A few months back I wrote a blog post on the topic of web stats and why you should be paying attention to them – you can find that post here.
It’s well worth reading, especially if you’re like many authors and writers that get duped into the whole social media scheme of things.
‘If you’re not on social media you’re not going to sell books.’
‘If you’re not on social media you’ll never build an audience or platform.’
‘If you’re not on Facebook/Instagram/Twitter/ etc, you’re dead to the world.’
It’s all bullshit.
And unfortunately, it’s advice that’s parroted by too many people that don’t know they’re talking about.
Take for example, a blog post I read today on the power of Instagram and why all authors should be all over it.
In the post, the writer gives compelling reasons why Instagram is the place to be.
- You can add polls to your posts.
- You can give reader a sense of your writing
- You can co-promote with other writers
- You can show your love of books and with quotes, excerpts, etc.
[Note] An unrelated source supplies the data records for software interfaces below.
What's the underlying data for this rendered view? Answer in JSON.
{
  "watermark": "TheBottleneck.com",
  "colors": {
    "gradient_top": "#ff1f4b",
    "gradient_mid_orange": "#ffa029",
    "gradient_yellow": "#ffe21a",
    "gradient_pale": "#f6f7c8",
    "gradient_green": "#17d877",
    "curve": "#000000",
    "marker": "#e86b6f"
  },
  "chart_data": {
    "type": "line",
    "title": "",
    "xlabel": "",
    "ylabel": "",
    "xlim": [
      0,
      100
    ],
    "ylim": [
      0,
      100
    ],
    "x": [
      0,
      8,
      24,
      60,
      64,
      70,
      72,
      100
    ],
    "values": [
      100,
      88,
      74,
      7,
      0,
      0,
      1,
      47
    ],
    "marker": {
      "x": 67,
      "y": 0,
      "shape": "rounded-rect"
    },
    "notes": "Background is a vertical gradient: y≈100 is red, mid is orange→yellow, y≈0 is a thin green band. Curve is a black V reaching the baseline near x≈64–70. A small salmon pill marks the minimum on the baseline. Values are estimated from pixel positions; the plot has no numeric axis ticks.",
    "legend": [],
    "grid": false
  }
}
All great points, and coming to that post I’d probably be convinced that Instagram is the place to be.
But, and this is the big but, where’s the proof?
I could go on what I read, slog away creating content for the platform and then wonder why it’s not working for me.
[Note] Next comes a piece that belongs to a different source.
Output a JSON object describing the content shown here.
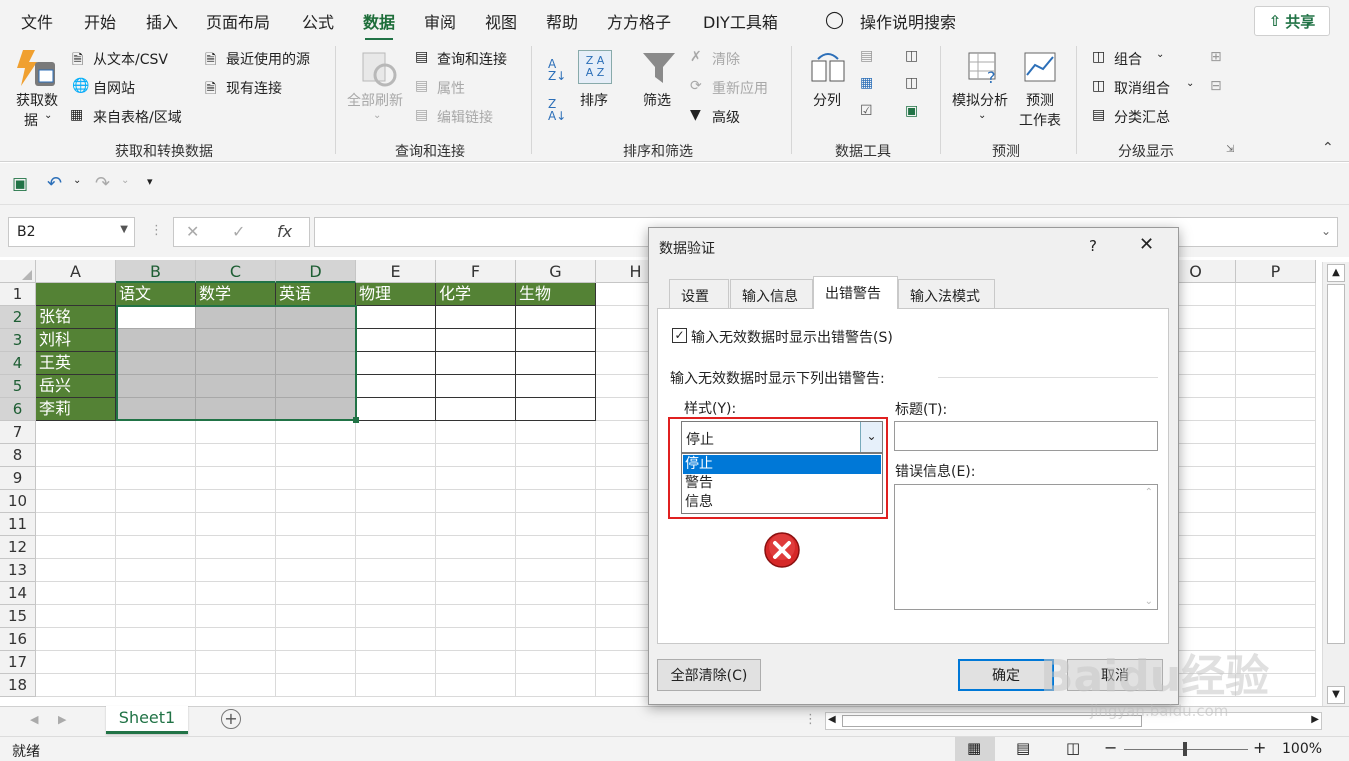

And there are too many people out there making content for social media platforms because everyone else is doing it. – But is it time well spent?
Here’s a screen shot to explain what I mean.
What do you see?
In the bottom two pie charts, you can see that Google is far better than Bing, and Facebook dwarf’s Instagram and Pinterest for traffic.
If I didn’t have those figures, I’d wouldn’t know that a Google ad was better than a Bing ad, or that time spent on Facebook was better than Instagram or Pinterest.
And for many authors they wonder why they’re not getting the results they expect and blame it on themselves. – Sometimes even doubling down on their efforts and losing valuable writing time to make it work.
You can’t, and it never will.
The only way to see what’s right for you is to test and track.
Test and track.
If you’ve got a blog, add the Google analytics code to it so you can track where your traffic is coming from.
If you’re posting hyperlinks on social media or the back of your books, use Bit.ly to record any activity that’s happening on them. – Here’s a post on that.
Test and track what works and doesn’t work.
If you’re not doing it, you’re going to fall for any flowery blog post on why you should be using the latest social media platform for building an audience.
If you couldn’t be bothered to test and track, then just ditch all the social media nonsense and stick to your writing.
At least you’ll have more work to sell while everyone else it chasing their tails on social media.
Want to sell more books? Here’s how to do it by collaborating with other authors.